**TASK DIRECTIONS:** From the first line to the last, reproduce the records exactly.

**INFORMATION:**
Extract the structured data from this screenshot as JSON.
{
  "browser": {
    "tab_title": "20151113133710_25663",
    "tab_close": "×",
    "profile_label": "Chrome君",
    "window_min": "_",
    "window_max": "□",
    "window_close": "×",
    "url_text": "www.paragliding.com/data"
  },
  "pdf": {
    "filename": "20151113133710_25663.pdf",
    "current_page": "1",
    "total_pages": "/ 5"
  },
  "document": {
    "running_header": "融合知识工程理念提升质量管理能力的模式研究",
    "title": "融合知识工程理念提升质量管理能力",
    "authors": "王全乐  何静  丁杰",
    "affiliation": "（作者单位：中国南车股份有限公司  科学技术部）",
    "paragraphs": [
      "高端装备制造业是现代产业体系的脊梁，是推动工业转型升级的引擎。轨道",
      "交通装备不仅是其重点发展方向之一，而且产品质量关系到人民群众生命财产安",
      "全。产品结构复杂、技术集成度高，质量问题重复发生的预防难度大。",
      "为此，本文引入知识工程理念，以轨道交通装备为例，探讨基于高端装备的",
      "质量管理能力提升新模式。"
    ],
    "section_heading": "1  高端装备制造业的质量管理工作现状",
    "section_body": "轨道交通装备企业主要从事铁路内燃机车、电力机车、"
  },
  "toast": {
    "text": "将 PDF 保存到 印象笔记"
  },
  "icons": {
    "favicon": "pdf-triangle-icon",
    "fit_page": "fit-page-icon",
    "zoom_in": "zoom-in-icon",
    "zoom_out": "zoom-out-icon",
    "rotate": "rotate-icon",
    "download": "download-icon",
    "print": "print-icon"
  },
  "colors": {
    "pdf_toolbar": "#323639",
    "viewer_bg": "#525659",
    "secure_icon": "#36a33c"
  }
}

**EXERCISE SOLUTION:**
Extract the structured data from this screenshot as JSON.
{
  "browser": {
    "tab_title": "20151113133710_25663",
    "tab_close": "×",
    "profile_label": "Chrome君",
    "window_min": "_",
    "window_max": "□",
    "window_close": "×",
    "url_text": "www.paragliding.com/data"
  },
  "pdf": {
    "filename": "20151113133710_25663.pdf",
    "current_page": "1",
    "total_pages": "/ 5"
  },
  "document": {
    "running_header": "融合知识工程理念提升质量管理能力的模式研究",
    "title": "融合知识工程理念提升质量管理能力",
    "authors": "王全乐  何静  丁杰",
    "affiliation": "（作者单位：中国南车股份有限公司  科学技术部）",
    "paragraphs": [
      "高端装备制造业是现代产业体系的脊梁，是推动工业转型升级的引擎。轨道",
      "交通装备不仅是其重点发展方向之一，而且产品质量关系到人民群众生命财产安",
      "全。产品结构复杂、技术集成度高，质量问题重复发生的预防难度大。",
      "为此，本文引入知识工程理念，以轨道交通装备为例，探讨基于高端装备的",
      "质量管理能力提升新模式。"
    ],
    "section_heading": "1  高端装备制造业的质量管理工作现状",
    "section_body": "轨道交通装备企业主要从事铁路内燃机车、电力机车、"
  },
  "toast": {
    "text": "将 PDF 保存到 印象笔记"
  },
  "icons": {
    "favicon": "pdf-triangle-icon",
    "fit_page": "fit-page-icon",
    "zoom_in": "zoom-in-icon",
    "zoom_out": "zoom-out-icon",
    "rotate": "rotate-icon",
    "download": "download-icon",
    "print": "print-icon"
  },
  "colors": {
    "pdf_toolbar": "#323639",
    "viewer_bg": "#525659",
    "secure_icon": "#36a33c"
  }
}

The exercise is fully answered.